You can apply the same thing to human interaction. Those of you who trained at our Body Language Workshop recently will now be able to pick out some good indicators of stressful behaviour. When you get good at this you can amaze people by telling them what they are thinking in some circumstances. It isn't telepathy - you aren't literally getting a word flash up in your mind - but you can "read" them through the physical indicators. Refine that skill to a higher level and you can understand how some people disappear from view, confuse you into forgetting your name and all the other things that a skilled operator or "mentalist" can achieve. That's not to say there isn't trickery involved in stage mentalism though, as anyone who has seen my "mind reading" routines will know!

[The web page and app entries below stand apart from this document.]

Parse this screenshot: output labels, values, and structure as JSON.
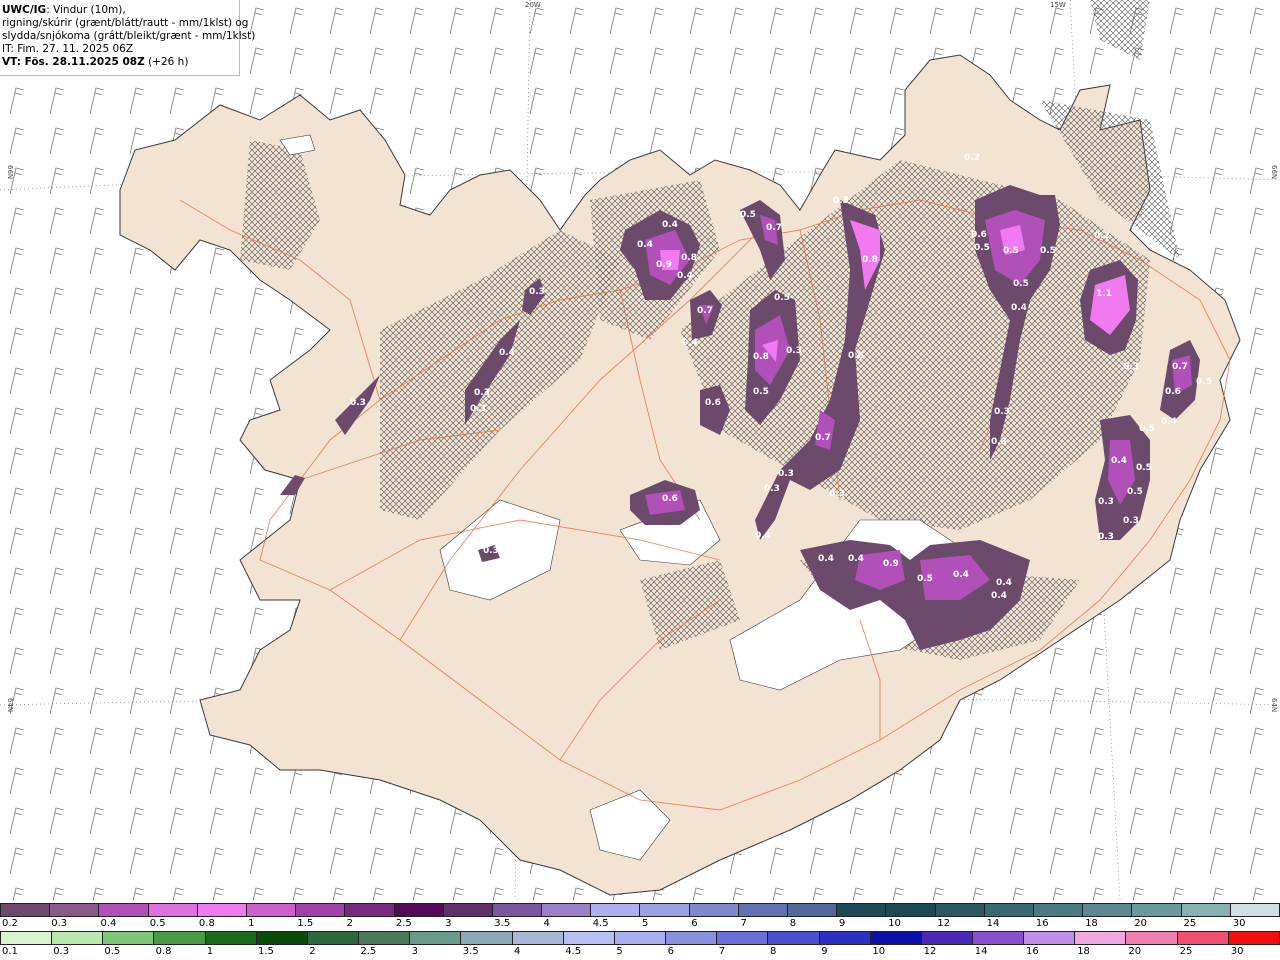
{
  "header": {
    "model": "UWC/IG",
    "line1_rest": ": Vindur (10m),",
    "line2": "rigning/skúrir (grænt/blátt/rautt - mm/1klst) og",
    "line3": "slydda/snjókoma (grátt/bleikt/grænt - mm/1klst)",
    "init_time": "IT: Fim. 27. 11. 2025 06Z",
    "valid_prefix": "VT: Fös. 28.11.2025 08Z",
    "valid_suffix": " (+26 h)"
  },
  "coords": {
    "lon20": "20W",
    "lon15": "15W",
    "lat66_left": "66N",
    "lat66_right": "66N",
    "lat64_left": "64N",
    "lat64_right": "64N"
  },
  "colors": {
    "land": "#f2e3d3",
    "coast": "#3a3a3a",
    "roads": "#e8734a",
    "snow_light": "#6b4a6b",
    "snow_mid": "#b050b8",
    "snow_heavy": "#f07af0"
  },
  "precip_labels": [
    {
      "v": "0.4"
    },
    {
      "v": "0.4"
    },
    {
      "v": "0.9"
    },
    {
      "v": "0.8"
    },
    {
      "v": "0.4"
    },
    {
      "v": "0.5"
    },
    {
      "v": "0.7"
    },
    {
      "v": "0.3"
    },
    {
      "v": "0.8"
    },
    {
      "v": "0.5"
    },
    {
      "v": "0.7"
    },
    {
      "v": "0.4"
    },
    {
      "v": "0.8"
    },
    {
      "v": "0.3"
    },
    {
      "v": "0.5"
    },
    {
      "v": "0.6"
    },
    {
      "v": "0.6"
    },
    {
      "v": "0.7"
    },
    {
      "v": "0.3"
    },
    {
      "v": "0.3"
    },
    {
      "v": "0.3"
    },
    {
      "v": "0.6"
    },
    {
      "v": "0.4"
    },
    {
      "v": "0.4"
    },
    {
      "v": "0.4"
    },
    {
      "v": "0.9"
    },
    {
      "v": "0.5"
    },
    {
      "v": "0.4"
    },
    {
      "v": "0.4"
    },
    {
      "v": "0.4"
    },
    {
      "v": "0.6"
    },
    {
      "v": "0.5"
    },
    {
      "v": "0.5"
    },
    {
      "v": "0.5"
    },
    {
      "v": "0.5"
    },
    {
      "v": "0.4"
    },
    {
      "v": "0.3"
    },
    {
      "v": "0.3"
    },
    {
      "v": "1.1"
    },
    {
      "v": "0.3"
    },
    {
      "v": "0.7"
    },
    {
      "v": "0.6"
    },
    {
      "v": "0.4"
    },
    {
      "v": "0.5"
    },
    {
      "v": "0.4"
    },
    {
      "v": "0.5"
    },
    {
      "v": "0.5"
    },
    {
      "v": "0.3"
    },
    {
      "v": "0.3"
    },
    {
      "v": "0.3"
    },
    {
      "v": "0.3"
    },
    {
      "v": "0.3"
    },
    {
      "v": "0.4"
    },
    {
      "v": "0.3"
    },
    {
      "v": "0.5"
    },
    {
      "v": "0.3"
    },
    {
      "v": "0.3"
    },
    {
      "v": "0.2"
    },
    {
      "v": "0.2"
    }
  ],
  "legend": {
    "row1": {
      "labels": [
        "0.2",
        "0.3",
        "0.4",
        "0.5",
        "0.8",
        "1",
        "1.5",
        "2",
        "2.5",
        "3",
        "3.5",
        "4",
        "4.5",
        "5",
        "6",
        "7",
        "8",
        "9",
        "10",
        "12",
        "14",
        "16",
        "18",
        "20",
        "25",
        "30"
      ],
      "colors": [
        "#6b4a6b",
        "#8a5a8a",
        "#b050b8",
        "#e070e0",
        "#f07af0",
        "#d060d0",
        "#a040a8",
        "#7a2880",
        "#500a58",
        "#60306a",
        "#7a58a0",
        "#9a80c8",
        "#b0b0f0",
        "#9aa0e0",
        "#8088d0",
        "#6070b0",
        "#50689a",
        "#1e4a58",
        "#184a50",
        "#2a5a60",
        "#3a6a70",
        "#4a7a80",
        "#5a8a90",
        "#6a9a9a",
        "#88b0b0",
        "#d0e0e0"
      ]
    },
    "row2": {
      "labels": [
        "0.1",
        "0.3",
        "0.5",
        "0.8",
        "1",
        "1.5",
        "2",
        "2.5",
        "3",
        "3.5",
        "4",
        "4.5",
        "5",
        "6",
        "7",
        "8",
        "9",
        "10",
        "12",
        "14",
        "16",
        "18",
        "20",
        "25",
        "30"
      ],
      "colors": [
        "#d8f5d0",
        "#b8e8b0",
        "#80c878",
        "#4a9a44",
        "#1a6a18",
        "#0a4a0a",
        "#2a6a3a",
        "#4a7a5a",
        "#6a9a8a",
        "#8aa8b8",
        "#a8b8d8",
        "#b8c0f0",
        "#a8b0f0",
        "#8890e0",
        "#6a70d8",
        "#4a50d0",
        "#2a30c0",
        "#0a10a8",
        "#4a28b8",
        "#8a50d0",
        "#c090e8",
        "#f0a8e0",
        "#f080b0",
        "#f05070",
        "#f01010"
      ]
    }
  }
}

So "superhuman" abilities are a fantasy. Either the wishful thinking of someone wanting to be a lot more than they are, or the bait on a hook to reel in the vulnerable and gullible. Developed human potential is something esle altogether - but even then this development takes part alongside regualr training, it grows alongside the "bread and butter" skills. To sell it as some sort of instant "add-on" is also misleading in my view. There is also an issue of potential harm for anyone undergoing some types of training without adequate qualified supervision, that applies equally for physical and psychological work
I guess the old adage applies at the end of the day "if it sounds too good to be true, it is"
I'll leave you with a story I heard about an instructor up in Manchester. There was a local Ninja who was offering to teach the "secrets of invisibility". Out of interest the instructor visited the class and the results were less than spectacular. A few weeks later the instructor was in a local pub and saw the nija talking to a girl. He went over to the table, ignored the ninja and started chatting up the girl. The ninja gave an indignant "oi mate!". The instructor turned and said "sorry mate, I didn't see you there!" Classic....
PS if anyone out there feels they can demonstrate powers of telepathy, non-contact work or the like please do get in touch - as long as I can film whatever goes on I'm happy to give it a try.
Wednesday, 10 November 2010
To develop skills in martial arts or any sport you need a good understanding of your body's form and structure. Without this you will never develop true strength or efficient power and may even run the risk of short or long term injury
This DVD shows the importance of posture, how to develop good spinal alignment, the use of the hips for low impact running, how to maintain good form under pressure and more. There is also a bonus section from the 2010 Training Camp on the use of circles and lines in hand-to-hand work and how joint rotation assists in both absorbing and developing power
Running time 1 hour 45 min, available at our store